- _Aim of the exercise_
Set down each entry as it stands. Skip the pictures.

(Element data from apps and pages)
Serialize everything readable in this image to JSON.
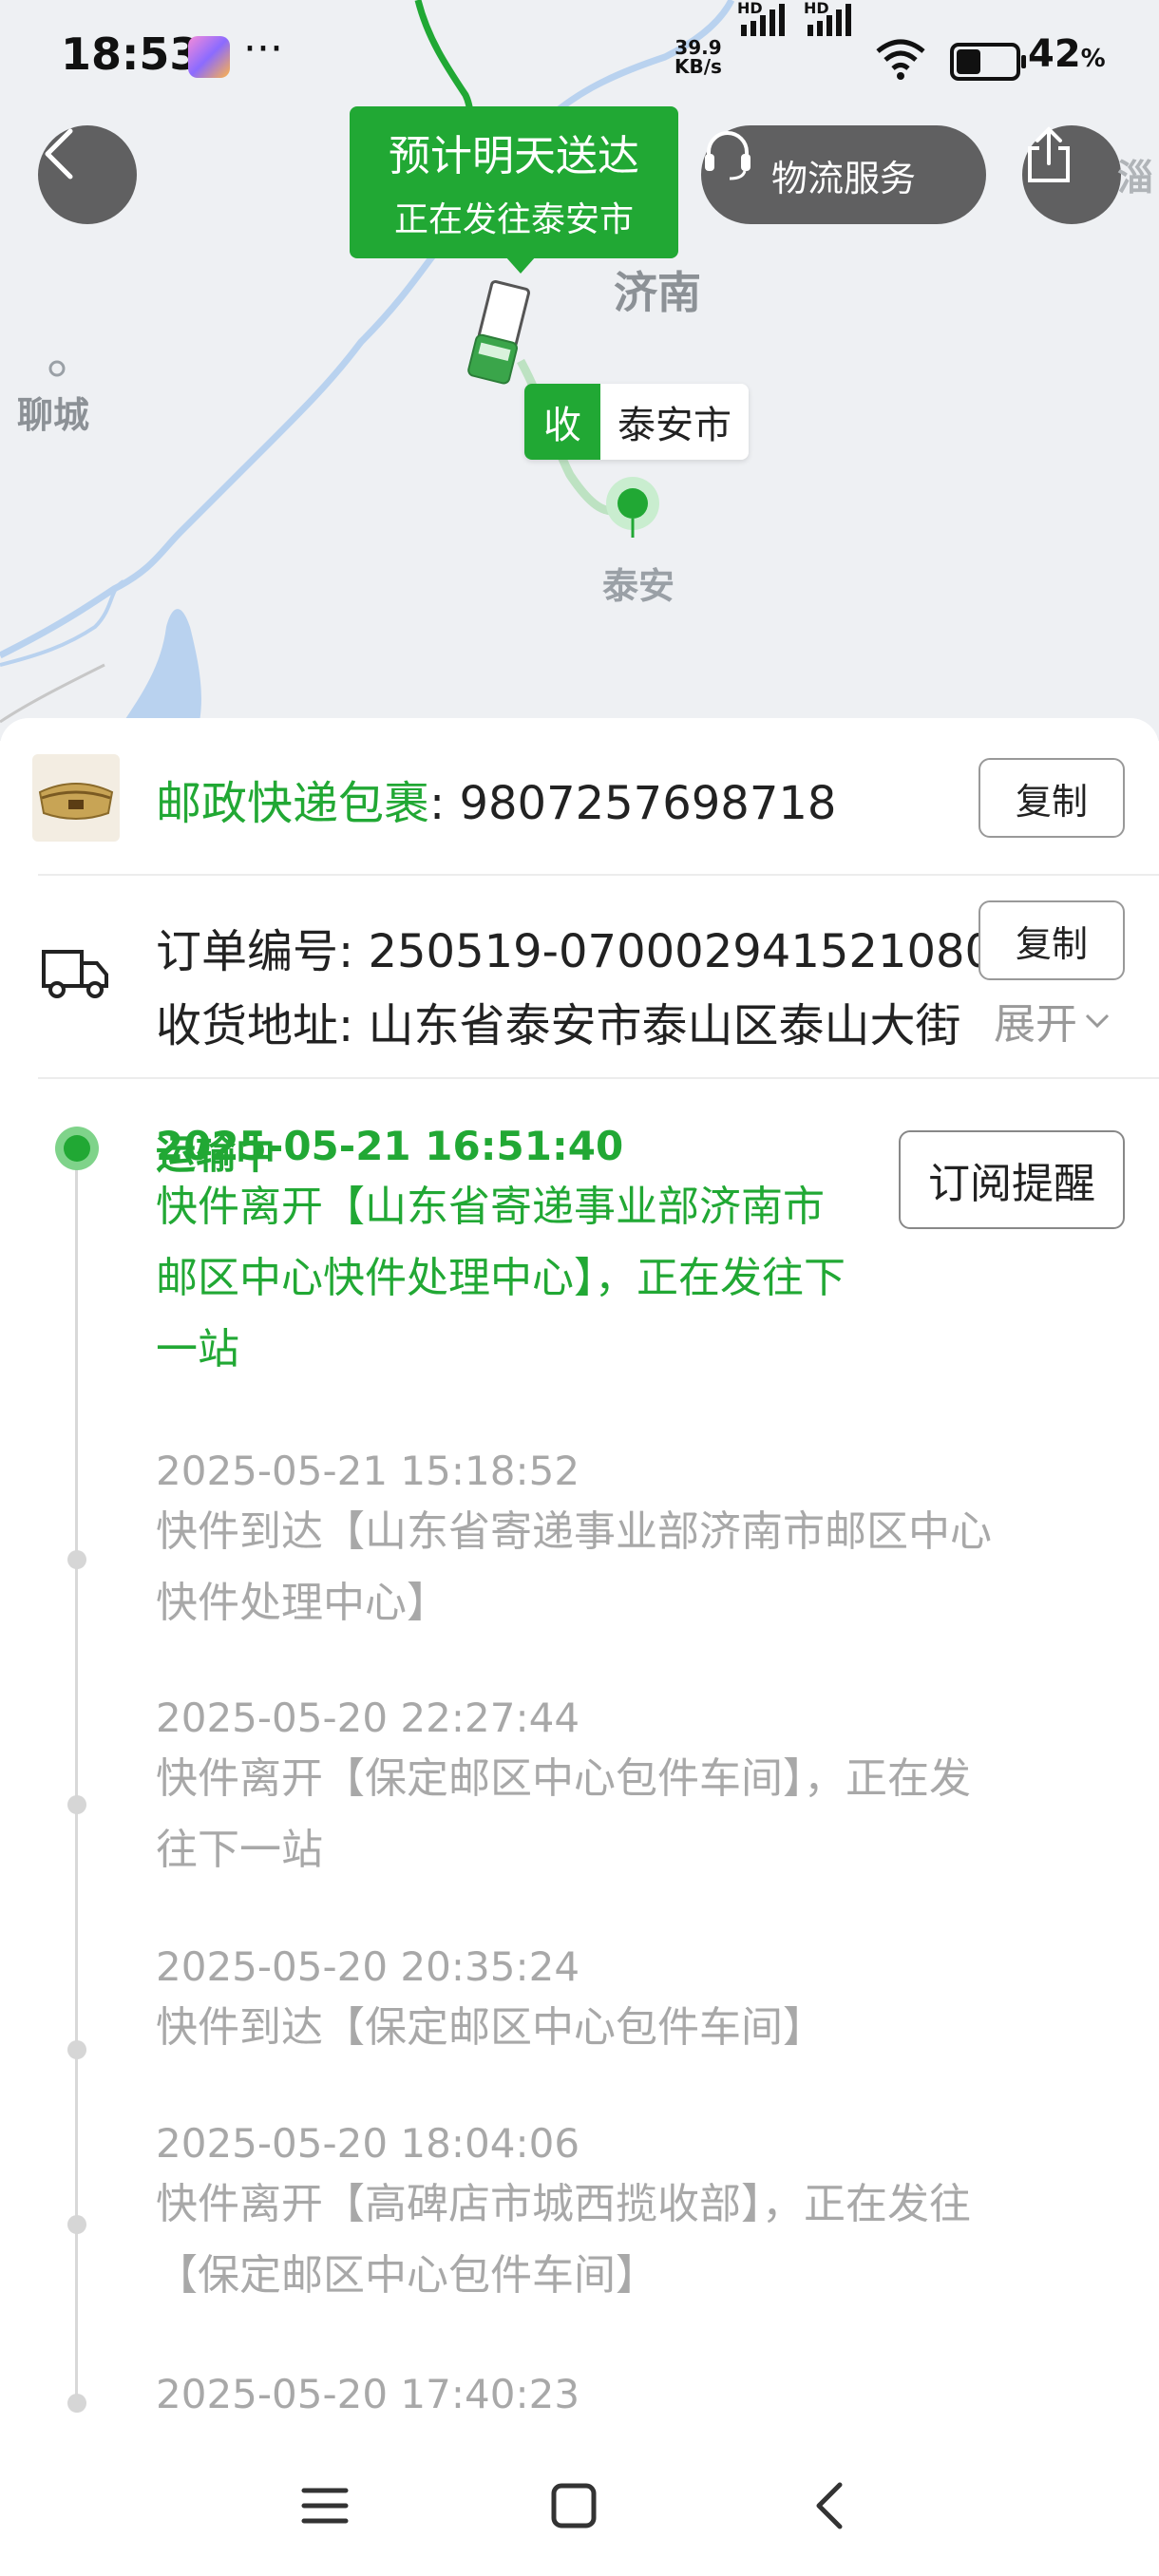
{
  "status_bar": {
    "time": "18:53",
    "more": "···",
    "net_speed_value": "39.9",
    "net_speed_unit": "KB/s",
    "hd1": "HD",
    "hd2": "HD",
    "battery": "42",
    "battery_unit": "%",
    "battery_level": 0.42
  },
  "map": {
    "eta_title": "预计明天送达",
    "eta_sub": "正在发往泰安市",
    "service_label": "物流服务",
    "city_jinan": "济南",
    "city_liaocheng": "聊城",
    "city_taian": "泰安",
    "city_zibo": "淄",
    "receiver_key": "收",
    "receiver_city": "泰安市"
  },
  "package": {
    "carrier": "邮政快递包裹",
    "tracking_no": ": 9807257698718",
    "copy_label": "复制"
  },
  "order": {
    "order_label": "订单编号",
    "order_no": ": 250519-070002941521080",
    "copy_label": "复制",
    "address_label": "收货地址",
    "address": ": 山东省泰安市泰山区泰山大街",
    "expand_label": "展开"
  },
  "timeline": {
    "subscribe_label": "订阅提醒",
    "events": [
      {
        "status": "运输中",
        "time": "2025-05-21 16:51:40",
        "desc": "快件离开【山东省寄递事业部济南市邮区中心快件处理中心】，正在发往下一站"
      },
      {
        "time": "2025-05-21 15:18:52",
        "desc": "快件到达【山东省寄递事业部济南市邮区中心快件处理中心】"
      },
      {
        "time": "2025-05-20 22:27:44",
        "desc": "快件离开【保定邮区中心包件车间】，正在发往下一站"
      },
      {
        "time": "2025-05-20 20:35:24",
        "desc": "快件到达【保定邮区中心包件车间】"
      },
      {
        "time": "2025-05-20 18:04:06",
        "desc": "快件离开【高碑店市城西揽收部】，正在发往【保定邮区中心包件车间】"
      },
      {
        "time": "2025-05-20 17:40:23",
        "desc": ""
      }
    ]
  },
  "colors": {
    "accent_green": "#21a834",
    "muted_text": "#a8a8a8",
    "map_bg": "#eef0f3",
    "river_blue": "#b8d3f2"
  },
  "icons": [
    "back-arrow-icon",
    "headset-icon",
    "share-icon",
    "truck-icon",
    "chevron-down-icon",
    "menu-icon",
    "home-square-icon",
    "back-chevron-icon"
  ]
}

- _Output of the task_
Serialize everything readable in this image to JSON.
{
  "status_bar": {
    "time": "18:53",
    "more": "···",
    "net_speed_value": "39.9",
    "net_speed_unit": "KB/s",
    "hd1": "HD",
    "hd2": "HD",
    "battery": "42",
    "battery_unit": "%",
    "battery_level": 0.42
  },
  "map": {
    "eta_title": "预计明天送达",
    "eta_sub": "正在发往泰安市",
    "service_label": "物流服务",
    "city_jinan": "济南",
    "city_liaocheng": "聊城",
    "city_taian": "泰安",
    "city_zibo": "淄",
    "receiver_key": "收",
    "receiver_city": "泰安市"
  },
  "package": {
    "carrier": "邮政快递包裹",
    "tracking_no": ": 9807257698718",
    "copy_label": "复制"
  },
  "order": {
    "order_label": "订单编号",
    "order_no": ": 250519-070002941521080",
    "copy_label": "复制",
    "address_label": "收货地址",
    "address": ": 山东省泰安市泰山区泰山大街",
    "expand_label": "展开"
  },
  "timeline": {
    "subscribe_label": "订阅提醒",
    "events": [
      {
        "status": "运输中",
        "time": "2025-05-21 16:51:40",
        "desc": "快件离开【山东省寄递事业部济南市邮区中心快件处理中心】，正在发往下一站"
      },
      {
        "time": "2025-05-21 15:18:52",
        "desc": "快件到达【山东省寄递事业部济南市邮区中心快件处理中心】"
      },
      {
        "time": "2025-05-20 22:27:44",
        "desc": "快件离开【保定邮区中心包件车间】，正在发往下一站"
      },
      {
        "time": "2025-05-20 20:35:24",
        "desc": "快件到达【保定邮区中心包件车间】"
      },
      {
        "time": "2025-05-20 18:04:06",
        "desc": "快件离开【高碑店市城西揽收部】，正在发往【保定邮区中心包件车间】"
      },
      {
        "time": "2025-05-20 17:40:23",
        "desc": ""
      }
    ]
  },
  "colors": {
    "accent_green": "#21a834",
    "muted_text": "#a8a8a8",
    "map_bg": "#eef0f3",
    "river_blue": "#b8d3f2"
  },
  "icons": [
    "back-arrow-icon",
    "headset-icon",
    "share-icon",
    "truck-icon",
    "chevron-down-icon",
    "menu-icon",
    "home-square-icon",
    "back-chevron-icon"
  ]
}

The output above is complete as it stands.